[Opening Provided records section]

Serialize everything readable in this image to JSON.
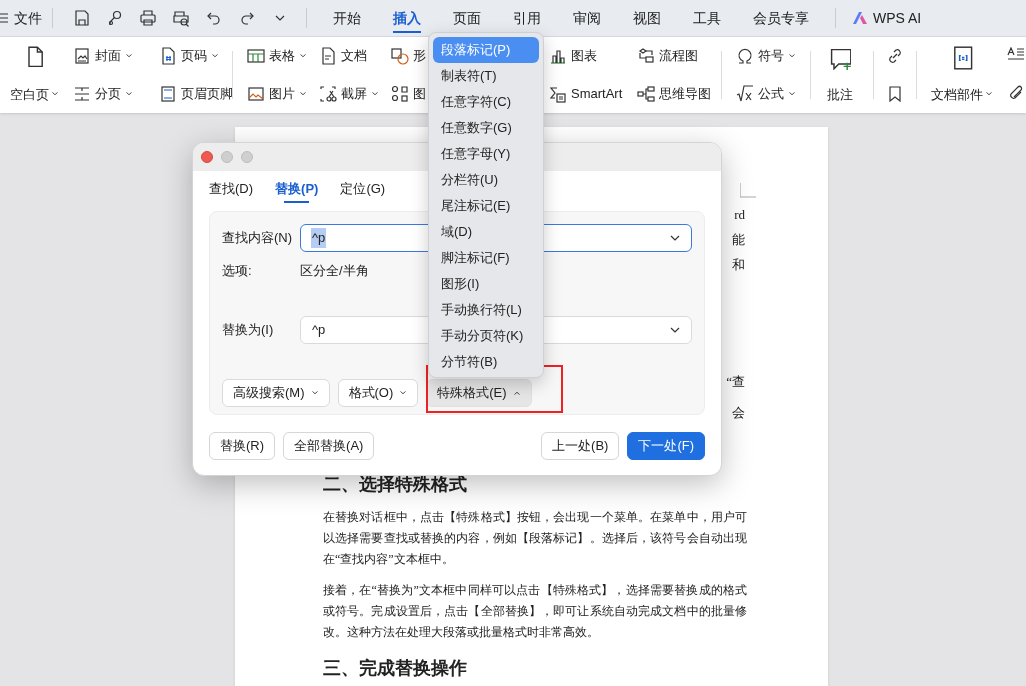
{
  "menu": {
    "label": "文件"
  },
  "tabs": [
    {
      "label": "开始",
      "selected": false
    },
    {
      "label": "插入",
      "selected": true
    },
    {
      "label": "页面",
      "selected": false
    },
    {
      "label": "引用",
      "selected": false
    },
    {
      "label": "审阅",
      "selected": false
    },
    {
      "label": "视图",
      "selected": false
    },
    {
      "label": "工具",
      "selected": false
    },
    {
      "label": "会员专享",
      "selected": false
    }
  ],
  "ai_button": {
    "label": "WPS AI"
  },
  "ribbon": [
    [
      {
        "kind": "large",
        "label": "空白页",
        "dropdown": true
      },
      {
        "kind": "stack",
        "items": [
          {
            "label": "封面",
            "dropdown": true
          },
          {
            "label": "分页",
            "dropdown": true
          }
        ]
      },
      {
        "kind": "stack",
        "items": [
          {
            "label": "页码",
            "dropdown": true
          },
          {
            "label": "页眉页脚",
            "dropdown": false
          }
        ]
      }
    ],
    [
      {
        "kind": "stack",
        "items": [
          {
            "label": "表格",
            "dropdown": true
          },
          {
            "label": "图片",
            "dropdown": true
          }
        ]
      },
      {
        "kind": "stack",
        "items": [
          {
            "label": "文档",
            "dropdown": false
          },
          {
            "label": "截屏",
            "dropdown": true
          }
        ]
      },
      {
        "kind": "stack",
        "items": [
          {
            "label": "形",
            "dropdown": false
          },
          {
            "label": "图",
            "dropdown": false
          }
        ]
      },
      {
        "kind": "stack",
        "items": [
          {
            "label": "图表",
            "dropdown": false
          },
          {
            "label": "SmartArt",
            "dropdown": false
          }
        ]
      },
      {
        "kind": "stack",
        "items": [
          {
            "label": "流程图",
            "dropdown": false
          },
          {
            "label": "思维导图",
            "dropdown": false
          }
        ]
      }
    ],
    [
      {
        "kind": "stack",
        "items": [
          {
            "label": "符号",
            "dropdown": true
          },
          {
            "label": "公式",
            "dropdown": true
          }
        ]
      }
    ],
    [
      {
        "kind": "large",
        "label": "批注",
        "dropdown": false
      }
    ],
    [
      {
        "kind": "stack",
        "items": [
          {
            "dropdown": false
          },
          {
            "dropdown": false
          }
        ]
      }
    ],
    [
      {
        "kind": "large",
        "label": "文档部件",
        "dropdown": true
      },
      {
        "kind": "stack",
        "items": [
          {
            "dropdown": false
          },
          {
            "dropdown": false
          }
        ]
      }
    ]
  ],
  "document": {
    "line_ends": [
      "rd",
      "能",
      "和",
      "“查",
      "会"
    ],
    "headings": [
      "二、选择特殊格式",
      "三、完成替换操作"
    ],
    "paragraphs": [
      "在替换对话框中，点击【特殊格式】按钮，会出现一个菜单。在菜单中，用户可以选择需要查找或替换的内容，例如【段落标记】。选择后，该符号会自动出现在“查找内容”文本框中。",
      "接着，在“替换为”文本框中同样可以点击【特殊格式】，选择需要替换成的格式或符号。完成设置后，点击【全部替换】，即可让系统自动完成文档中的批量修改。这种方法在处理大段落或批量格式时非常高效。"
    ]
  },
  "dialog": {
    "tabs": [
      {
        "label": "查找(D)",
        "selected": false
      },
      {
        "label": "替换(P)",
        "selected": true
      },
      {
        "label": "定位(G)",
        "selected": false
      }
    ],
    "find": {
      "label": "查找内容(N)",
      "value": "^p"
    },
    "options": {
      "label": "选项:",
      "value": "区分全/半角"
    },
    "replace": {
      "label": "替换为(I)",
      "value": "^p"
    },
    "option_buttons": [
      {
        "label": "高级搜索(M)",
        "expanded": false
      },
      {
        "label": "格式(O)",
        "expanded": false
      },
      {
        "label": "特殊格式(E)",
        "expanded": true
      }
    ],
    "actions": [
      {
        "label": "替换(R)",
        "primary": false
      },
      {
        "label": "全部替换(A)",
        "primary": false
      },
      {
        "label": "上一处(B)",
        "primary": false
      },
      {
        "label": "下一处(F)",
        "primary": true
      }
    ]
  },
  "special_menu": [
    {
      "label": "段落标记(P)",
      "selected": true
    },
    {
      "label": "制表符(T)",
      "selected": false
    },
    {
      "label": "任意字符(C)",
      "selected": false
    },
    {
      "label": "任意数字(G)",
      "selected": false
    },
    {
      "label": "任意字母(Y)",
      "selected": false
    },
    {
      "label": "分栏符(U)",
      "selected": false
    },
    {
      "label": "尾注标记(E)",
      "selected": false
    },
    {
      "label": "域(D)",
      "selected": false
    },
    {
      "label": "脚注标记(F)",
      "selected": false
    },
    {
      "label": "图形(I)",
      "selected": false
    },
    {
      "label": "手动换行符(L)",
      "selected": false
    },
    {
      "label": "手动分页符(K)",
      "selected": false
    },
    {
      "label": "分节符(B)",
      "selected": false
    }
  ]
}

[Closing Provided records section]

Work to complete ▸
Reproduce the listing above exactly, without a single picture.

Solution below ▸
Serialize everything readable in this image to JSON.
{
  "menu": {
    "label": "文件"
  },
  "tabs": [
    {
      "label": "开始",
      "selected": false
    },
    {
      "label": "插入",
      "selected": true
    },
    {
      "label": "页面",
      "selected": false
    },
    {
      "label": "引用",
      "selected": false
    },
    {
      "label": "审阅",
      "selected": false
    },
    {
      "label": "视图",
      "selected": false
    },
    {
      "label": "工具",
      "selected": false
    },
    {
      "label": "会员专享",
      "selected": false
    }
  ],
  "ai_button": {
    "label": "WPS AI"
  },
  "ribbon": [
    [
      {
        "kind": "large",
        "label": "空白页",
        "dropdown": true
      },
      {
        "kind": "stack",
        "items": [
          {
            "label": "封面",
            "dropdown": true
          },
          {
            "label": "分页",
            "dropdown": true
          }
        ]
      },
      {
        "kind": "stack",
        "items": [
          {
            "label": "页码",
            "dropdown": true
          },
          {
            "label": "页眉页脚",
            "dropdown": false
          }
        ]
      }
    ],
    [
      {
        "kind": "stack",
        "items": [
          {
            "label": "表格",
            "dropdown": true
          },
          {
            "label": "图片",
            "dropdown": true
          }
        ]
      },
      {
        "kind": "stack",
        "items": [
          {
            "label": "文档",
            "dropdown": false
          },
          {
            "label": "截屏",
            "dropdown": true
          }
        ]
      },
      {
        "kind": "stack",
        "items": [
          {
            "label": "形",
            "dropdown": false
          },
          {
            "label": "图",
            "dropdown": false
          }
        ]
      },
      {
        "kind": "stack",
        "items": [
          {
            "label": "图表",
            "dropdown": false
          },
          {
            "label": "SmartArt",
            "dropdown": false
          }
        ]
      },
      {
        "kind": "stack",
        "items": [
          {
            "label": "流程图",
            "dropdown": false
          },
          {
            "label": "思维导图",
            "dropdown": false
          }
        ]
      }
    ],
    [
      {
        "kind": "stack",
        "items": [
          {
            "label": "符号",
            "dropdown": true
          },
          {
            "label": "公式",
            "dropdown": true
          }
        ]
      }
    ],
    [
      {
        "kind": "large",
        "label": "批注",
        "dropdown": false
      }
    ],
    [
      {
        "kind": "stack",
        "items": [
          {
            "dropdown": false
          },
          {
            "dropdown": false
          }
        ]
      }
    ],
    [
      {
        "kind": "large",
        "label": "文档部件",
        "dropdown": true
      },
      {
        "kind": "stack",
        "items": [
          {
            "dropdown": false
          },
          {
            "dropdown": false
          }
        ]
      }
    ]
  ],
  "document": {
    "line_ends": [
      "rd",
      "能",
      "和",
      "“查",
      "会"
    ],
    "headings": [
      "二、选择特殊格式",
      "三、完成替换操作"
    ],
    "paragraphs": [
      "在替换对话框中，点击【特殊格式】按钮，会出现一个菜单。在菜单中，用户可以选择需要查找或替换的内容，例如【段落标记】。选择后，该符号会自动出现在“查找内容”文本框中。",
      "接着，在“替换为”文本框中同样可以点击【特殊格式】，选择需要替换成的格式或符号。完成设置后，点击【全部替换】，即可让系统自动完成文档中的批量修改。这种方法在处理大段落或批量格式时非常高效。"
    ]
  },
  "dialog": {
    "tabs": [
      {
        "label": "查找(D)",
        "selected": false
      },
      {
        "label": "替换(P)",
        "selected": true
      },
      {
        "label": "定位(G)",
        "selected": false
      }
    ],
    "find": {
      "label": "查找内容(N)",
      "value": "^p"
    },
    "options": {
      "label": "选项:",
      "value": "区分全/半角"
    },
    "replace": {
      "label": "替换为(I)",
      "value": "^p"
    },
    "option_buttons": [
      {
        "label": "高级搜索(M)",
        "expanded": false
      },
      {
        "label": "格式(O)",
        "expanded": false
      },
      {
        "label": "特殊格式(E)",
        "expanded": true
      }
    ],
    "actions": [
      {
        "label": "替换(R)",
        "primary": false
      },
      {
        "label": "全部替换(A)",
        "primary": false
      },
      {
        "label": "上一处(B)",
        "primary": false
      },
      {
        "label": "下一处(F)",
        "primary": true
      }
    ]
  },
  "special_menu": [
    {
      "label": "段落标记(P)",
      "selected": true
    },
    {
      "label": "制表符(T)",
      "selected": false
    },
    {
      "label": "任意字符(C)",
      "selected": false
    },
    {
      "label": "任意数字(G)",
      "selected": false
    },
    {
      "label": "任意字母(Y)",
      "selected": false
    },
    {
      "label": "分栏符(U)",
      "selected": false
    },
    {
      "label": "尾注标记(E)",
      "selected": false
    },
    {
      "label": "域(D)",
      "selected": false
    },
    {
      "label": "脚注标记(F)",
      "selected": false
    },
    {
      "label": "图形(I)",
      "selected": false
    },
    {
      "label": "手动换行符(L)",
      "selected": false
    },
    {
      "label": "手动分页符(K)",
      "selected": false
    },
    {
      "label": "分节符(B)",
      "selected": false
    }
  ]
}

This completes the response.